Monday, August 09, 2010
Lead or be led
We, the writers on this site, are concerned about recent actions by a vocal minority among the followers or devotees of Sri Aurobindo, and reactions by impressionable masses inside and outside the Sri Aurobindo Ashram. There are signs of attempts to turn the Integral Yoga of Sri Aurobindo and the Mother into a religion with some of the characteristics of fundamentalism. …
As the years passed, various forms of outward worship developed in the Ashram, and it became generally understood that an overt devotional attitude differing little from conventional religion was the one right way of approaching Sri Aurobindo and the Mother. For a while, this attitude remained a matter of personal choice; but in recent years it has become more and more obligatory. Anyone who did not follow the dictates of the crowd in what they said and did risked general condemnation.
There is nothing in Sri Aurobindo’s writings to justify such an attitude. He always insisted that yoga had to be based on individual effort, not surrender to the dictates of the crowd. …
Recently the conflict between individual freedom and the resistance of the mass mind has risen to an unprecedented level in connection with the book The Lives of Sri Aurobindo, by Peter Heehs, an American member of the ashram.]
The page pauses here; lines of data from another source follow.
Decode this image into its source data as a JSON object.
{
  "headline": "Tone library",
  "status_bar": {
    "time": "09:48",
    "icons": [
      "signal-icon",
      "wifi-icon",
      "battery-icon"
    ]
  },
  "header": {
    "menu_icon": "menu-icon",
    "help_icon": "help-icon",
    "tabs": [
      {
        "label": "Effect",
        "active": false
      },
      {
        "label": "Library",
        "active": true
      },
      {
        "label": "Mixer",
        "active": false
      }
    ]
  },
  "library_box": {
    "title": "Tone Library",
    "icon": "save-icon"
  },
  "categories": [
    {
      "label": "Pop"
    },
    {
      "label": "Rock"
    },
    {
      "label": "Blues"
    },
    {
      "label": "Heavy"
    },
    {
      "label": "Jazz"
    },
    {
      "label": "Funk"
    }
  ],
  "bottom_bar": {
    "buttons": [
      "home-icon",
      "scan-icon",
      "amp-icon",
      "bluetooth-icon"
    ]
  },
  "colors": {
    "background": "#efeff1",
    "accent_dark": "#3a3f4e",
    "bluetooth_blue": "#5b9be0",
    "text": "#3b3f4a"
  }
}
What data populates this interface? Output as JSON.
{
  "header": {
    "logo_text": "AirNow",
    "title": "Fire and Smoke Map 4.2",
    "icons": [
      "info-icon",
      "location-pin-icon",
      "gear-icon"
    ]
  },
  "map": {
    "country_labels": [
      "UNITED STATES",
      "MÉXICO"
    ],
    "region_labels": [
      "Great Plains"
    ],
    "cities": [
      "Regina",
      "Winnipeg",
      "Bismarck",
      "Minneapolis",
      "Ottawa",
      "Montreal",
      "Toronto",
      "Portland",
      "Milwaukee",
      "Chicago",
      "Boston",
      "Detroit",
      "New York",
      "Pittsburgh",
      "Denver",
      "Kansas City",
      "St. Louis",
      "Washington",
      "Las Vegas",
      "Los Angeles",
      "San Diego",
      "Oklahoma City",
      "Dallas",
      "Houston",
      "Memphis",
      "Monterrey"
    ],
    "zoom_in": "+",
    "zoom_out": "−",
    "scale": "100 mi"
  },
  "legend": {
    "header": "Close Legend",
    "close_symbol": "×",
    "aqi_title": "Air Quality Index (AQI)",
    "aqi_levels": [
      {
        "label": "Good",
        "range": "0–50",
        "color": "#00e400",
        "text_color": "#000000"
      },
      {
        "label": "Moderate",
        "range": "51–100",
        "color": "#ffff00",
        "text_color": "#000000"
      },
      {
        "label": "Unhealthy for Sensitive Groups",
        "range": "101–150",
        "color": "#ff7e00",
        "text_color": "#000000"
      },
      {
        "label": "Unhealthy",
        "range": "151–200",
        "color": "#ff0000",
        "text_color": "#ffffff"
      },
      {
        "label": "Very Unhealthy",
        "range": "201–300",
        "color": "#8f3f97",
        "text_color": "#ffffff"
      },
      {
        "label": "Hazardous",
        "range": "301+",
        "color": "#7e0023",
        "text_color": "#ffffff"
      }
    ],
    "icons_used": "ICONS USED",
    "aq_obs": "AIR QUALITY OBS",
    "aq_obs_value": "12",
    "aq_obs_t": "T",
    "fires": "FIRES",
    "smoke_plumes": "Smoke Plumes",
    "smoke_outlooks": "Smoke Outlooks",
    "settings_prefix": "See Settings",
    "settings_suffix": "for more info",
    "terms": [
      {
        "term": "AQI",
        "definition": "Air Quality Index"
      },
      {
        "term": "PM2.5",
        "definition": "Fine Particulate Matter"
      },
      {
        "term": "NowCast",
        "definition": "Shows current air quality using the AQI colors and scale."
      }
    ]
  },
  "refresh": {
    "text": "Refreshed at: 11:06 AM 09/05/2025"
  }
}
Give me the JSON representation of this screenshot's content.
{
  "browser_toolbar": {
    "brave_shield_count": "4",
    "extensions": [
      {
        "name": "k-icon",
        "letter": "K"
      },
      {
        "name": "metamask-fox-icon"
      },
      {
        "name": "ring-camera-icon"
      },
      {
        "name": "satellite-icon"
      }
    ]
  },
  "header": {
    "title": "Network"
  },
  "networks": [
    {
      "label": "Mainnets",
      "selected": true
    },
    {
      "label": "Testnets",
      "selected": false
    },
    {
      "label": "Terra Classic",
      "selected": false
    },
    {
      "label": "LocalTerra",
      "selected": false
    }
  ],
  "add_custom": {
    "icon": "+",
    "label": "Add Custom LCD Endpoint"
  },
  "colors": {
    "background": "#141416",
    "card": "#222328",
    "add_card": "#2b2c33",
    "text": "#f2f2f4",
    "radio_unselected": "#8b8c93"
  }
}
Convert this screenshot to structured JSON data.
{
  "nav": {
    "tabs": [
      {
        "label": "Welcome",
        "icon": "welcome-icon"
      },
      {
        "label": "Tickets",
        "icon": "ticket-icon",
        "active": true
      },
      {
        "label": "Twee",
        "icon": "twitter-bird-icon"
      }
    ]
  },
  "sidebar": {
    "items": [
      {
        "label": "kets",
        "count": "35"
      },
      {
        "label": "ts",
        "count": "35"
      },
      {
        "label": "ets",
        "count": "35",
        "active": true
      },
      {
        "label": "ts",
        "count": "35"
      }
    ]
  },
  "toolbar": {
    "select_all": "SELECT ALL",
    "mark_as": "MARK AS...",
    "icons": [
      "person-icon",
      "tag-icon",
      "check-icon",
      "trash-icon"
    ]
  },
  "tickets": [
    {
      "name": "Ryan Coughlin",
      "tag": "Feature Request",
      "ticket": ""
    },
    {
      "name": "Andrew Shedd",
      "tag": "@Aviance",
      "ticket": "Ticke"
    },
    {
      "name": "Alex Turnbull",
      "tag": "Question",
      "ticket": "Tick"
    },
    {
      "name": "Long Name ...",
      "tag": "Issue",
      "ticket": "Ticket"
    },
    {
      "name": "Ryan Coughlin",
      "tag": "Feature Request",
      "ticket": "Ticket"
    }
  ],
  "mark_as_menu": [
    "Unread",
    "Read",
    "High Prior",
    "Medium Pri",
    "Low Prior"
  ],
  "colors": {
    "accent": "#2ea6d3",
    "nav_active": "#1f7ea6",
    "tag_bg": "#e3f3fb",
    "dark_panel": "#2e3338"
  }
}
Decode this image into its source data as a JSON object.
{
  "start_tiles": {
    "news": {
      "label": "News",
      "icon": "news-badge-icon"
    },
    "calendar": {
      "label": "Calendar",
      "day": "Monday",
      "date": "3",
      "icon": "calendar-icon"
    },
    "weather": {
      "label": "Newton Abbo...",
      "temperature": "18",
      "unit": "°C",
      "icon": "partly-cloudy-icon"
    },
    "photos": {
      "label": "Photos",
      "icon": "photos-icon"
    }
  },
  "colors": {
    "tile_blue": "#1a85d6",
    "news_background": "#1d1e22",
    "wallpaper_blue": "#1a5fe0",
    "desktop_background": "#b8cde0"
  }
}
The challenge for the vocal minority now is to be a crowd-puller and mould the mass mind. [TNM]